Once you find a line containing the word "JSON" in the entries below, copy it.

[Records supplied — start]

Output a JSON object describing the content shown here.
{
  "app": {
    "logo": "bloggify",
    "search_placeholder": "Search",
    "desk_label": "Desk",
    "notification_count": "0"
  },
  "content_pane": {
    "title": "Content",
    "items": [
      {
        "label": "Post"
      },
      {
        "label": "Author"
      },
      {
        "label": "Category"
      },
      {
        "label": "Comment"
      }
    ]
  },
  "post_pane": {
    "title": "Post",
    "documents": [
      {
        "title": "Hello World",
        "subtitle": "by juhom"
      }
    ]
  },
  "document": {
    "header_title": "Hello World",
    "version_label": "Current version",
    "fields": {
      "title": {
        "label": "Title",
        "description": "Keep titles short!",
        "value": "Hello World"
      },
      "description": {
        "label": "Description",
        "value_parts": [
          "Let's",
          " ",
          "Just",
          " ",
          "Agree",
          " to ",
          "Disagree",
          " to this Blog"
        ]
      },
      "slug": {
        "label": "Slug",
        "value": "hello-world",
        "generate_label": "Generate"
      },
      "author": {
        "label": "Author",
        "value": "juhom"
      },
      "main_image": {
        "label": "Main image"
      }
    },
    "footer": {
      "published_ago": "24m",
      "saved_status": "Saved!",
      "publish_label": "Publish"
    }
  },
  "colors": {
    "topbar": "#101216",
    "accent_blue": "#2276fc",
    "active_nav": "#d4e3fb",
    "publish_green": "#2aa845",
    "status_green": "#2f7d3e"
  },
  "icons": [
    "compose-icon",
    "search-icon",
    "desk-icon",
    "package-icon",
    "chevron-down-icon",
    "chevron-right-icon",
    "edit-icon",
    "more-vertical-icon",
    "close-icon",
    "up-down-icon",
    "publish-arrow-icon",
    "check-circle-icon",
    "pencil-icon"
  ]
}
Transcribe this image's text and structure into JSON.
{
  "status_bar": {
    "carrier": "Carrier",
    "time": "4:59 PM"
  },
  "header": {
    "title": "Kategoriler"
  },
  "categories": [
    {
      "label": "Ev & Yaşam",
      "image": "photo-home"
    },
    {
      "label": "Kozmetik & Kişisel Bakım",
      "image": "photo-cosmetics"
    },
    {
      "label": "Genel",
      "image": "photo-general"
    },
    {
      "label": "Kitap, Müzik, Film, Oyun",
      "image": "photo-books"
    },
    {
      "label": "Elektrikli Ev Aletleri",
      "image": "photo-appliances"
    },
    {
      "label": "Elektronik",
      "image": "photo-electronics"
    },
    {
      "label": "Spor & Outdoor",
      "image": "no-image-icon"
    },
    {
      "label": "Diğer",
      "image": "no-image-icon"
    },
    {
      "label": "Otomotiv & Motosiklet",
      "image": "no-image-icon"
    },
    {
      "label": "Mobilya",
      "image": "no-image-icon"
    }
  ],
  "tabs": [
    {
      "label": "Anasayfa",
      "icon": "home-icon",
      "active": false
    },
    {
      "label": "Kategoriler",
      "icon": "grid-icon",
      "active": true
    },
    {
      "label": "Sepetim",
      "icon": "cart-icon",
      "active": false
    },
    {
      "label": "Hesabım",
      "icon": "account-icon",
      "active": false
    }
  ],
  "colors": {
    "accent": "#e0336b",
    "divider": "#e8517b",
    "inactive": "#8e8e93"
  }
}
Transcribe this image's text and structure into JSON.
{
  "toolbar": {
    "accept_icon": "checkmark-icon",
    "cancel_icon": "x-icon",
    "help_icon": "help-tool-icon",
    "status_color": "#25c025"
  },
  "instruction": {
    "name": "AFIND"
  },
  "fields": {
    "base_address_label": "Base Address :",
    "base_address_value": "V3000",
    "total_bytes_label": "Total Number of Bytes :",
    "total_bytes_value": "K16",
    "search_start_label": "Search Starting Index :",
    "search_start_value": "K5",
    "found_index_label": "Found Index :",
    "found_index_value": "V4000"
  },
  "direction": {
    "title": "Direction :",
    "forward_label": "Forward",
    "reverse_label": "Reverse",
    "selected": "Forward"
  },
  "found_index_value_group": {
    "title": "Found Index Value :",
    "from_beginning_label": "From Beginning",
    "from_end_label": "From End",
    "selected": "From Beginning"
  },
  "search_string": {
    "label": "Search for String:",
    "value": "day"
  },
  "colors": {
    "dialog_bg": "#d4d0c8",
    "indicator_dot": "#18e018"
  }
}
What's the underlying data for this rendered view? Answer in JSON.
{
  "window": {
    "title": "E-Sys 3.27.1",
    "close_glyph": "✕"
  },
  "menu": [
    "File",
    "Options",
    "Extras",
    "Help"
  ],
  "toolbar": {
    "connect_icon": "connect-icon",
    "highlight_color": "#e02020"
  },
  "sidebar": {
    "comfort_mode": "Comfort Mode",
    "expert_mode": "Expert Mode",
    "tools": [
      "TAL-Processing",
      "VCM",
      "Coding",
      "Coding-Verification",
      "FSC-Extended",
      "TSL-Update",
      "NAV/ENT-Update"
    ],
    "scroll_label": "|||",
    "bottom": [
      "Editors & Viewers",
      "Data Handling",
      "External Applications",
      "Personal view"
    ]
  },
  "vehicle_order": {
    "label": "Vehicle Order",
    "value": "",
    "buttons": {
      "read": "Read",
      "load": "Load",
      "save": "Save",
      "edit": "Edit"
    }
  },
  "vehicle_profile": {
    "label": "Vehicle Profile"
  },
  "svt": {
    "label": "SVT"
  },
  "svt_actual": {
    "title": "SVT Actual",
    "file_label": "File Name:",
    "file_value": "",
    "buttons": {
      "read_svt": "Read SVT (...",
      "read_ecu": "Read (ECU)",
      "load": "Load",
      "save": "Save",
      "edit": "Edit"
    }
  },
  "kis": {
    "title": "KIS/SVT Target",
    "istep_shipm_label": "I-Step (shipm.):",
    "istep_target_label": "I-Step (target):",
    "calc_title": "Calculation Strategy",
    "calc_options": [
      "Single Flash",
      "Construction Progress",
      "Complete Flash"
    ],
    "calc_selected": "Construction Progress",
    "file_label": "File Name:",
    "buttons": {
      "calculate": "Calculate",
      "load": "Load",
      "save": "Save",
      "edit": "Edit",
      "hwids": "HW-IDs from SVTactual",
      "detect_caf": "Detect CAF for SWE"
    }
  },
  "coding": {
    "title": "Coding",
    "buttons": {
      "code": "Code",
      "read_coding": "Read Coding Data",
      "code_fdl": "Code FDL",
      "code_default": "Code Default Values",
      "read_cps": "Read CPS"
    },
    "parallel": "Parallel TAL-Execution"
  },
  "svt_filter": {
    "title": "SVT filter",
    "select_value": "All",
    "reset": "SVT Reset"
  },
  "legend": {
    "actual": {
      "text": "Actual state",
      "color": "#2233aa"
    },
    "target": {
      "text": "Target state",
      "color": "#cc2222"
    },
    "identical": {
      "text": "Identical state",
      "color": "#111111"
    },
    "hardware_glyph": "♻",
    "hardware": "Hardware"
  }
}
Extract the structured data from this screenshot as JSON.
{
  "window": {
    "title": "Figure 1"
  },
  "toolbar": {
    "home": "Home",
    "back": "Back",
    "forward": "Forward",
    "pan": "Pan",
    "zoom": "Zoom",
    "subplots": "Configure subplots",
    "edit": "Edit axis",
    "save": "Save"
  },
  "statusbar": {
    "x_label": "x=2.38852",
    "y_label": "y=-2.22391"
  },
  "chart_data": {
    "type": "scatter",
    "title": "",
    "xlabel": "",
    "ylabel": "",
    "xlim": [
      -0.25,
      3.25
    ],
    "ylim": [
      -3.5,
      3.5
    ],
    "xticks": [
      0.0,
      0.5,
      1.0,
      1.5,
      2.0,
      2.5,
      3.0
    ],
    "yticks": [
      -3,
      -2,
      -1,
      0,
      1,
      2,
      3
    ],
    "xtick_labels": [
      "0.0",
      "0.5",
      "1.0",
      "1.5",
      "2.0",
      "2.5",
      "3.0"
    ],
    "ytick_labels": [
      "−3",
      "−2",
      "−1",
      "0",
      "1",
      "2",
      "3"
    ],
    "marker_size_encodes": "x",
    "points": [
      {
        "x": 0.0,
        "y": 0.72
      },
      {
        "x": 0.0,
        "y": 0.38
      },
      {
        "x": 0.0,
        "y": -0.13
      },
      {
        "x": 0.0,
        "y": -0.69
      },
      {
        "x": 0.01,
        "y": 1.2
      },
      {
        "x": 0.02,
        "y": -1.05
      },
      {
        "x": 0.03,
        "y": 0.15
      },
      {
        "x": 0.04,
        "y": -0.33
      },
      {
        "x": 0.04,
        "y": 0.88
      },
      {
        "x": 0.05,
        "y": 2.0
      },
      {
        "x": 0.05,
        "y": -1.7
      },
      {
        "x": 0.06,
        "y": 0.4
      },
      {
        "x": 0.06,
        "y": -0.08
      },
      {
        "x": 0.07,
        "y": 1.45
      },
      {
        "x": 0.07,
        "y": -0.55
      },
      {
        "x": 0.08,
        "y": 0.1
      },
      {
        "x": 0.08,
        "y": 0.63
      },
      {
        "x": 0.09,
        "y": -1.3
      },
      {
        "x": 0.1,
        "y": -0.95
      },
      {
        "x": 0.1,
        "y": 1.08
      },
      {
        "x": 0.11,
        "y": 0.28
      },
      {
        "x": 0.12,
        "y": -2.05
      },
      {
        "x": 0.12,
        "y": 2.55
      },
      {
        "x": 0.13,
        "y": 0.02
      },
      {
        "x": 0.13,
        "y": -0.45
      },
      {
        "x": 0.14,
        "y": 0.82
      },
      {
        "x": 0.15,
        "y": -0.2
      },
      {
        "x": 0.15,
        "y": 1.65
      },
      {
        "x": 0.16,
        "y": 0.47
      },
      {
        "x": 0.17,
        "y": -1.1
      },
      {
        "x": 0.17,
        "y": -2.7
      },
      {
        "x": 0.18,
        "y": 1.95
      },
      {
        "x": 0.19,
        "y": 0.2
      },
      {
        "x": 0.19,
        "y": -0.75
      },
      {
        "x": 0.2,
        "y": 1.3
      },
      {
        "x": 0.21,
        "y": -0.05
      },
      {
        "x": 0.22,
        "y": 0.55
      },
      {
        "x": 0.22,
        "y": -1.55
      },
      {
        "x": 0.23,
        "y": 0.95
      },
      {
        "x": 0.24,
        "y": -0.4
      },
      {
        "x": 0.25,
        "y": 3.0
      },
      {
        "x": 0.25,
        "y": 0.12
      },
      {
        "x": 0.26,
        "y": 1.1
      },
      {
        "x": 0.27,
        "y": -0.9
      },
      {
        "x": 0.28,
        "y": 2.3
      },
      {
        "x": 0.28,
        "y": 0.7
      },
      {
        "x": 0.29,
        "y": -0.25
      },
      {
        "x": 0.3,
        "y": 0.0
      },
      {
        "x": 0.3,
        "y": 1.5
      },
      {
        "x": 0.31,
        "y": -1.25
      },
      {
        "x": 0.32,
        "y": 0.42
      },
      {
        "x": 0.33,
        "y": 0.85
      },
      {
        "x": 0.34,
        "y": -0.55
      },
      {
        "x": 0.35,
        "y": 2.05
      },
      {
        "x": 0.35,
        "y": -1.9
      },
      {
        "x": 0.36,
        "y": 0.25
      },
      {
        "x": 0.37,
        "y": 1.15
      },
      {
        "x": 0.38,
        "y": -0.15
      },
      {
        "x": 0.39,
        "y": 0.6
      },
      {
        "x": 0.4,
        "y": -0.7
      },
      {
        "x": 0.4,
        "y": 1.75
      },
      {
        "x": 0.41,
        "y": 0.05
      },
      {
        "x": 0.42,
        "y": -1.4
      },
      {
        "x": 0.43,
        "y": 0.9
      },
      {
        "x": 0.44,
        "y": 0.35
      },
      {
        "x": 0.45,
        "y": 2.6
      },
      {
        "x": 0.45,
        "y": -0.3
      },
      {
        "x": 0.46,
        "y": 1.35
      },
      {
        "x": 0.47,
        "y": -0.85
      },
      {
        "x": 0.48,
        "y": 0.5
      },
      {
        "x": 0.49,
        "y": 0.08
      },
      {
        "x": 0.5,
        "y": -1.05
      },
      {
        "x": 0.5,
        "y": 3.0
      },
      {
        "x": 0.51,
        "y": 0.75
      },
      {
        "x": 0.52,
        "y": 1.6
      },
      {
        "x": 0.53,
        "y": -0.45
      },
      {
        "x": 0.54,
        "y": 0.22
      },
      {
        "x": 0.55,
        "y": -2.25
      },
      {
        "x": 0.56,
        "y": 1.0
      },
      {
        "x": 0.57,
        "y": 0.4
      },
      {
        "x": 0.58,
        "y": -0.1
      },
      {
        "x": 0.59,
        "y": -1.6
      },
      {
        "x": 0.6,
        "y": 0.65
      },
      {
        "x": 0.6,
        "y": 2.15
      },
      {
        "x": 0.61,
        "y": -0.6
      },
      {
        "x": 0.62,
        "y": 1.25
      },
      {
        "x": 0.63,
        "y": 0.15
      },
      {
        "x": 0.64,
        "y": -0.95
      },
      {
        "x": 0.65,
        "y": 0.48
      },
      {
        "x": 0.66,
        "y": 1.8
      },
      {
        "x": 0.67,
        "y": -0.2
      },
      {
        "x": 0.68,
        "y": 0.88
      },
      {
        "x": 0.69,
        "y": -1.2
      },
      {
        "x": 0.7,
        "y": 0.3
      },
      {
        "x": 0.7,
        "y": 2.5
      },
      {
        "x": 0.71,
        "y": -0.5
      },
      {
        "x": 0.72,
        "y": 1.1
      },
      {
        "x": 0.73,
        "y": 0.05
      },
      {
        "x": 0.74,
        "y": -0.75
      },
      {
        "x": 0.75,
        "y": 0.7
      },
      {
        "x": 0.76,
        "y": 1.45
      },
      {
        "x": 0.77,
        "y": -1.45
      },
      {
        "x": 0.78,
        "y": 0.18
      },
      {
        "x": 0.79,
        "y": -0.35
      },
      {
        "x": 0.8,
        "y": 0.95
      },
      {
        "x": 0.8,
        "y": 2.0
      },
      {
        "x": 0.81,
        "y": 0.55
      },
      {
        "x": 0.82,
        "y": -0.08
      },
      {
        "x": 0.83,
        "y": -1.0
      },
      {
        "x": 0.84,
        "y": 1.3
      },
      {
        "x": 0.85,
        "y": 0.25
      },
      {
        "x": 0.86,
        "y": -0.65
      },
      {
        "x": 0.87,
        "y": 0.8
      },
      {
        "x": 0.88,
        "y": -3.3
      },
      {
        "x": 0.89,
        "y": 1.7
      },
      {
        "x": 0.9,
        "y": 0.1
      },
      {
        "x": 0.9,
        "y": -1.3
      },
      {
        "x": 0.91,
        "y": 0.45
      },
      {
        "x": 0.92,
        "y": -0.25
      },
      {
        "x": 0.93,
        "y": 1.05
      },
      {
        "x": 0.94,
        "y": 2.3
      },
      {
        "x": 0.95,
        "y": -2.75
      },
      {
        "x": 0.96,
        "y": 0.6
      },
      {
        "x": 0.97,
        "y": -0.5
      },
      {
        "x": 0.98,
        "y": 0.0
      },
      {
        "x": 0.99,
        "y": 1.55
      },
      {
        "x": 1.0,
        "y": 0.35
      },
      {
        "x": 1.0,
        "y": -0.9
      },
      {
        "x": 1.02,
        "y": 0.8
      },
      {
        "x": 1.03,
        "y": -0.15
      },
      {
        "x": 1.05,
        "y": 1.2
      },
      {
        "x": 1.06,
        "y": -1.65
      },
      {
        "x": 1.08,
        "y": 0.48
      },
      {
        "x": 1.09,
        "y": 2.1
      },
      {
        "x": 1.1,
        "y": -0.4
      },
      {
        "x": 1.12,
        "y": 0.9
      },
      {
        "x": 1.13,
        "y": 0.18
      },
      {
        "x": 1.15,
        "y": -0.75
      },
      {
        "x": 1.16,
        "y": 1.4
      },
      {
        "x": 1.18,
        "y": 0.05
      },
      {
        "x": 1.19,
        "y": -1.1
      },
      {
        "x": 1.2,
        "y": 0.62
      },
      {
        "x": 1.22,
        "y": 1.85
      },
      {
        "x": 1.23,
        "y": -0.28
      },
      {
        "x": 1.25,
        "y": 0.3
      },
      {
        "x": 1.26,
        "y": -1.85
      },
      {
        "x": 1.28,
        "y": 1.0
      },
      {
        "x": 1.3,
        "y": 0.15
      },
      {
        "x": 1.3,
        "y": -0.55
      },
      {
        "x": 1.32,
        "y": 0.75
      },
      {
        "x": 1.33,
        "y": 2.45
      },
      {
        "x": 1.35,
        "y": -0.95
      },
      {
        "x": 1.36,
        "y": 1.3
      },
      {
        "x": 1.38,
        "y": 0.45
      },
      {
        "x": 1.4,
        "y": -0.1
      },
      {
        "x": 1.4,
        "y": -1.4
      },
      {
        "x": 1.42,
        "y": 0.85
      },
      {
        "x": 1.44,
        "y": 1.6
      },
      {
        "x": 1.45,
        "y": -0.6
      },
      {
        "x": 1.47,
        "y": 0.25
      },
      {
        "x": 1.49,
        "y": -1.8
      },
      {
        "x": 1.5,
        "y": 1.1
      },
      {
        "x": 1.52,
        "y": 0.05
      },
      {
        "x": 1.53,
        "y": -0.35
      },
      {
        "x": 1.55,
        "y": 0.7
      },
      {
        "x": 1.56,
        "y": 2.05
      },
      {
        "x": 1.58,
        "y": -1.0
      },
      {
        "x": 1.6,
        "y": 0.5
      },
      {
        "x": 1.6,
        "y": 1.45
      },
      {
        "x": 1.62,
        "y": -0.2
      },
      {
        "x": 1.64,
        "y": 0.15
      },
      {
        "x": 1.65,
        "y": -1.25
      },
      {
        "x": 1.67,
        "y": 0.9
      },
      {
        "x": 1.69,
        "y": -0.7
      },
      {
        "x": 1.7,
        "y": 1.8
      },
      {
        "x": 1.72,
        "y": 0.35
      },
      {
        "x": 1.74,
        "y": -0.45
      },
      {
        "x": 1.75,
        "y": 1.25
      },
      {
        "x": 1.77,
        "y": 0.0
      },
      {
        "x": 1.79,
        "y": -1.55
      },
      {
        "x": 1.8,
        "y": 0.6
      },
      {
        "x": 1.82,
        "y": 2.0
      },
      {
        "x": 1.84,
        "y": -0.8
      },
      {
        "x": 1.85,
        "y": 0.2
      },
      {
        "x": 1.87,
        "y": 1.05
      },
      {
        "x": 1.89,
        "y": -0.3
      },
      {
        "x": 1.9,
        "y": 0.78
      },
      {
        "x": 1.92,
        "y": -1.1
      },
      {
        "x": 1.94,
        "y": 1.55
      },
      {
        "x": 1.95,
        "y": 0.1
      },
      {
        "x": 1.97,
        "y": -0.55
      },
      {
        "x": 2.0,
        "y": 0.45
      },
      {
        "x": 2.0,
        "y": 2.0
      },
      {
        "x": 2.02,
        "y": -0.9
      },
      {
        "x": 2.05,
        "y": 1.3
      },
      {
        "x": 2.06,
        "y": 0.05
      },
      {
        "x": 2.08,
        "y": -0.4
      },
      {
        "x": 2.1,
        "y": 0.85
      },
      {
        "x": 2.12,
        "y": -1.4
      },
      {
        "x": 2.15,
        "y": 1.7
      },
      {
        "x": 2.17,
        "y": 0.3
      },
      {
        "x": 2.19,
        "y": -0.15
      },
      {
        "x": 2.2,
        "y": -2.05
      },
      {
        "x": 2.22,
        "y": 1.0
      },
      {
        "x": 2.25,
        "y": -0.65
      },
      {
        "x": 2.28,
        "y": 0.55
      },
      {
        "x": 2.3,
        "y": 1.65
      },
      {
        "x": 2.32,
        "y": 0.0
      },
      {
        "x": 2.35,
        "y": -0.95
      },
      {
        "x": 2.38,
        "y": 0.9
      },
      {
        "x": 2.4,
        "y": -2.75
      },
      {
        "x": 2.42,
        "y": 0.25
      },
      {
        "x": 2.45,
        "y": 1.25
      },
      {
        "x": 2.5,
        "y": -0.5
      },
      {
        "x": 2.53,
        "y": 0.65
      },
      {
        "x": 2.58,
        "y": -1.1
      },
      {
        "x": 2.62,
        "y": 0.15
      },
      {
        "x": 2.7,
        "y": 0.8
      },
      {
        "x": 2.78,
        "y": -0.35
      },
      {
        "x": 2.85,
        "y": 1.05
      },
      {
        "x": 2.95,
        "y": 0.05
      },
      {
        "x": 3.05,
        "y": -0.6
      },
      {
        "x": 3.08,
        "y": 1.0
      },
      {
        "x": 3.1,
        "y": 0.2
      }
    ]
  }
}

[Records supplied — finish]

**Written answer**.
Output a JSON object describing the content shown here.
Transcribe this image's text and structure into JSON.
Transcribe this image's text and structure into JSON.
What's the underlying data for this rendered view? Answer in JSON.
Extract the structured data from this screenshot as JSON.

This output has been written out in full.